▶ _Work to complete_
When a line in the data below includes "JSON", pick it out and copy it.

------ Data for processing

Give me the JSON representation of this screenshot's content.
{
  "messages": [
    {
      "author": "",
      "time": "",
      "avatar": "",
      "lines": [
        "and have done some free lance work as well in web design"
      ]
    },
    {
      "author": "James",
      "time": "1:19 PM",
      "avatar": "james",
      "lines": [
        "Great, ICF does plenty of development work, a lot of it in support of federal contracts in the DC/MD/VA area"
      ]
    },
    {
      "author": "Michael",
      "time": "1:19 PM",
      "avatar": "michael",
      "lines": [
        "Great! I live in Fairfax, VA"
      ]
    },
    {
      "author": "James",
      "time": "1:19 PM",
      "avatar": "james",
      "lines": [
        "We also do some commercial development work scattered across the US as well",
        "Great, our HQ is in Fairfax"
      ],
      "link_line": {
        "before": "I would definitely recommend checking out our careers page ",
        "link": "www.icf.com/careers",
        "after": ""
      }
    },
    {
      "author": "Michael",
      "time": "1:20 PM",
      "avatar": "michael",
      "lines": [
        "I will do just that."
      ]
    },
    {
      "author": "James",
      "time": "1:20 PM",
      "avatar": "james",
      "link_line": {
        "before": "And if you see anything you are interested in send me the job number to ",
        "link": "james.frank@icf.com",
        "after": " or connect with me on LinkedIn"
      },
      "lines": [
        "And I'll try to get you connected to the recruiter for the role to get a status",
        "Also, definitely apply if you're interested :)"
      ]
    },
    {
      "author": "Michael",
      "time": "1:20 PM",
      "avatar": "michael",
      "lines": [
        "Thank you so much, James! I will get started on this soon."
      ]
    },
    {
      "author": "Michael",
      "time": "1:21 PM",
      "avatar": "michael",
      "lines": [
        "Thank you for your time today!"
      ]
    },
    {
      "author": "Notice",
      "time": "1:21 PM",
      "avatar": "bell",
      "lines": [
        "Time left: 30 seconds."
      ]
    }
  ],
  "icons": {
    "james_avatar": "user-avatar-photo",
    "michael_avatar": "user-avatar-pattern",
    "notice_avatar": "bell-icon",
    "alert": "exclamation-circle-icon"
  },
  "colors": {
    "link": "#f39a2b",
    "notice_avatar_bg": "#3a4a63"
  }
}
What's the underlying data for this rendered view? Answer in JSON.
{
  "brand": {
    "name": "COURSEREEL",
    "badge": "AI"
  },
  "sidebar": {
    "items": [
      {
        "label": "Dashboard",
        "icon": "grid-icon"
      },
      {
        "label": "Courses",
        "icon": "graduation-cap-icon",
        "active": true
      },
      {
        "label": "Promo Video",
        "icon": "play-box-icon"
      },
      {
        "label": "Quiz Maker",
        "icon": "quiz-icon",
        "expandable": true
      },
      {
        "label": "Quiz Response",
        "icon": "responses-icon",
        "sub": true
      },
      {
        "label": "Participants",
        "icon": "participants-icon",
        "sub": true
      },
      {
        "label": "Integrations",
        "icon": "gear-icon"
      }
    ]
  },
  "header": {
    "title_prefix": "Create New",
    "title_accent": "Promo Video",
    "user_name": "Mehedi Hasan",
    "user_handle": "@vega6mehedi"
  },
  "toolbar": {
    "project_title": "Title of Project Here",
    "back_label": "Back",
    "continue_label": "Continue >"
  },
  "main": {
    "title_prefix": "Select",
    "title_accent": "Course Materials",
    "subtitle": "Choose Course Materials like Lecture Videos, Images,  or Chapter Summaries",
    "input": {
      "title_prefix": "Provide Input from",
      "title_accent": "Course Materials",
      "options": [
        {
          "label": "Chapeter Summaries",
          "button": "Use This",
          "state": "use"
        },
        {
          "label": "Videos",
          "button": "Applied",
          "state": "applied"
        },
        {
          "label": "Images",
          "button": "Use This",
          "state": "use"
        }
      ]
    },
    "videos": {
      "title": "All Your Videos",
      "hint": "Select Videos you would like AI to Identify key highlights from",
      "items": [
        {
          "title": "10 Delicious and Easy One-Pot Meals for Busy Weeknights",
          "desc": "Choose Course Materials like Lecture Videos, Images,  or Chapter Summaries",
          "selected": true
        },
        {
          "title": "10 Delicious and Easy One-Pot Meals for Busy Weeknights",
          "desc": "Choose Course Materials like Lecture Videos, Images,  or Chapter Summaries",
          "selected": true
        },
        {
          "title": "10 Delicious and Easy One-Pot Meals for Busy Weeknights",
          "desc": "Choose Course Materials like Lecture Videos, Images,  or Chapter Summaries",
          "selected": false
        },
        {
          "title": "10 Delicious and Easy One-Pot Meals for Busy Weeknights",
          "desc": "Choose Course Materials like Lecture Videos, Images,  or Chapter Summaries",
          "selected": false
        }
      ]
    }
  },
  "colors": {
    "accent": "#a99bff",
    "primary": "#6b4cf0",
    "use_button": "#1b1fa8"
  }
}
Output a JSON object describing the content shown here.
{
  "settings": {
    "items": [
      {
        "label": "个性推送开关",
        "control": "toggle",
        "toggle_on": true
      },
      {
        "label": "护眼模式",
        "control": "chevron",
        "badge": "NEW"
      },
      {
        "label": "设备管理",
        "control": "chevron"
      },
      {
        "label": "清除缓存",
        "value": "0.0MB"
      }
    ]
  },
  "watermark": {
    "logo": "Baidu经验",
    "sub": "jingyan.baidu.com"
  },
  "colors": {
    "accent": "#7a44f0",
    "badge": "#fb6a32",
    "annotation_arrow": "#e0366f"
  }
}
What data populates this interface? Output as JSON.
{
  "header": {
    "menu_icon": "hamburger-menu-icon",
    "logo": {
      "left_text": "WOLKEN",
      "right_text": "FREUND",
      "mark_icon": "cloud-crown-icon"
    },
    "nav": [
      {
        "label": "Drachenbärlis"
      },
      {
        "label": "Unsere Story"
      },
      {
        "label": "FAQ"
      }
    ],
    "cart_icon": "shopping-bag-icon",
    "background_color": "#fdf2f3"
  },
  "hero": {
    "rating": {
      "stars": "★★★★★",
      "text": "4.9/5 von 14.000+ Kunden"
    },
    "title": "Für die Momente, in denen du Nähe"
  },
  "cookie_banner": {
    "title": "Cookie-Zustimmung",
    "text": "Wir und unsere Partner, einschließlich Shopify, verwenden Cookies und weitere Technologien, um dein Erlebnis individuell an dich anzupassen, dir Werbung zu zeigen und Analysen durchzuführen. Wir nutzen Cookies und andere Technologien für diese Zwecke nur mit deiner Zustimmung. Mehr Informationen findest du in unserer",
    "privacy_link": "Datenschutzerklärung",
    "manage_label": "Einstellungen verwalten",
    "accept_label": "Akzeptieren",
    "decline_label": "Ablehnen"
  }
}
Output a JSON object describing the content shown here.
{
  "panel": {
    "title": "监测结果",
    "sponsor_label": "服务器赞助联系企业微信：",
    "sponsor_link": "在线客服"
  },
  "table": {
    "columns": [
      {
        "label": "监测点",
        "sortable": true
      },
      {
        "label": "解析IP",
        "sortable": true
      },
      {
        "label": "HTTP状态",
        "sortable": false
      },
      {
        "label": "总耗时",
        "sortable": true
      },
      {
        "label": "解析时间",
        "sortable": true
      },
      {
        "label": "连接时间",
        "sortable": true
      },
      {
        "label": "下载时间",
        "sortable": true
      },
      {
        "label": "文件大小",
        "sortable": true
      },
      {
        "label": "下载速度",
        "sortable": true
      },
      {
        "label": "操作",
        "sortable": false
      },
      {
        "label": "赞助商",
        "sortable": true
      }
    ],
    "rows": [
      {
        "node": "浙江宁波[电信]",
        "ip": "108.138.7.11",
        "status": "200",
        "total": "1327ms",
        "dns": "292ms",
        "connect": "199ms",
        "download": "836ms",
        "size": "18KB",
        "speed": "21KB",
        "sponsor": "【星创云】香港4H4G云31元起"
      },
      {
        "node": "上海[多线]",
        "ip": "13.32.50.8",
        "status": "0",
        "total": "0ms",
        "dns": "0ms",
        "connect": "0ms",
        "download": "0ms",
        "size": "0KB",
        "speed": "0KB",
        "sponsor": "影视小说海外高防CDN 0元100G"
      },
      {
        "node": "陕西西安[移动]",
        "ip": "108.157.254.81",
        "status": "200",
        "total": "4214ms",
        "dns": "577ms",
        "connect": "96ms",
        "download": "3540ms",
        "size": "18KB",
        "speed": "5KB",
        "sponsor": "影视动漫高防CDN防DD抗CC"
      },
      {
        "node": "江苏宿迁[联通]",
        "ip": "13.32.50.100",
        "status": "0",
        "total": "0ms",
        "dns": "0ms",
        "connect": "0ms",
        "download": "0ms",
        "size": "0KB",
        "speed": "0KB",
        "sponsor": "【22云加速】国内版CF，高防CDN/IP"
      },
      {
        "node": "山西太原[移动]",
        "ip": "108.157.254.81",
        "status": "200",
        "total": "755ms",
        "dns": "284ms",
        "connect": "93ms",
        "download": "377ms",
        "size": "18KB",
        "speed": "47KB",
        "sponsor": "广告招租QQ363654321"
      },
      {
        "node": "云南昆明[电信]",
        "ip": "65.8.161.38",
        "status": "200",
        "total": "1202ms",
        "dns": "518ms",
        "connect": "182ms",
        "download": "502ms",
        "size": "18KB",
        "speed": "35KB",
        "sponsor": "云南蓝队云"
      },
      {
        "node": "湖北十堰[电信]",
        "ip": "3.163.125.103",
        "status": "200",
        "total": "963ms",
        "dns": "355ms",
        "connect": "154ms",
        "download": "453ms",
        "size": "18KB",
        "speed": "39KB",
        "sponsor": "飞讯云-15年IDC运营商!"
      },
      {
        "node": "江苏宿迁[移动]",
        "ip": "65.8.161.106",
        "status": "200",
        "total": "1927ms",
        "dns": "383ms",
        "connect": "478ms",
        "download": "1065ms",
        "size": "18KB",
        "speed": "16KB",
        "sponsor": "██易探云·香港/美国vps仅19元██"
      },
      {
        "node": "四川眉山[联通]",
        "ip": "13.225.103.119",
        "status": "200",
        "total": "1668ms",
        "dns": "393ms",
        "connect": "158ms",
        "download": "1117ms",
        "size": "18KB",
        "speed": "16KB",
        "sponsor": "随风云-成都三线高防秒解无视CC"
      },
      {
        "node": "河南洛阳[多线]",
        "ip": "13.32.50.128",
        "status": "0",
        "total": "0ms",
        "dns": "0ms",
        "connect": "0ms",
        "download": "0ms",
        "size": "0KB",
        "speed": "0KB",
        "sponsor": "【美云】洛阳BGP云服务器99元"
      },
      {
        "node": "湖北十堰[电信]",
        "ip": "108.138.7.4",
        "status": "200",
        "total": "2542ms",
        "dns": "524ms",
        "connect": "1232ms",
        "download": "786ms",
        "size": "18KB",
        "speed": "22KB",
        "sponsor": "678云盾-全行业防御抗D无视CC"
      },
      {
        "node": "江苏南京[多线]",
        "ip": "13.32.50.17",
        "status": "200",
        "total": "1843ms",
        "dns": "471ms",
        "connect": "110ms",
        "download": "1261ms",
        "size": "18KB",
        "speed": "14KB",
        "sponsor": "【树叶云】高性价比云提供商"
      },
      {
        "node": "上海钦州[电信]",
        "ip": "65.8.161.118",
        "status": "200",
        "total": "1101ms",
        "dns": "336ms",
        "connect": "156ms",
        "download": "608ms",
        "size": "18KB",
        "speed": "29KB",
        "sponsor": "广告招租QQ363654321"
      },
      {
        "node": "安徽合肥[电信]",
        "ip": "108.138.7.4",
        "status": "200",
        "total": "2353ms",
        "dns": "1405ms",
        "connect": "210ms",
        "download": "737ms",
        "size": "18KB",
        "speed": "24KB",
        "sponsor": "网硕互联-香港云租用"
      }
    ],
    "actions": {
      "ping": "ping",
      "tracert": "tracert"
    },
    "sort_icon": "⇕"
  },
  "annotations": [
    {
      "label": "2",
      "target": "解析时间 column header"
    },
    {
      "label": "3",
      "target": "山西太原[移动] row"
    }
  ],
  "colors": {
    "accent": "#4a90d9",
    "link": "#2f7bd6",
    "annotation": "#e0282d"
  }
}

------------

▶ _Answer box_
Give me the JSON representation of this screenshot's content.
What's the underlying data for this rendered view? Answer in JSON.
Output a JSON object describing the content shown here.
What data populates this interface? Output as JSON.
Output a JSON object describing the content shown here.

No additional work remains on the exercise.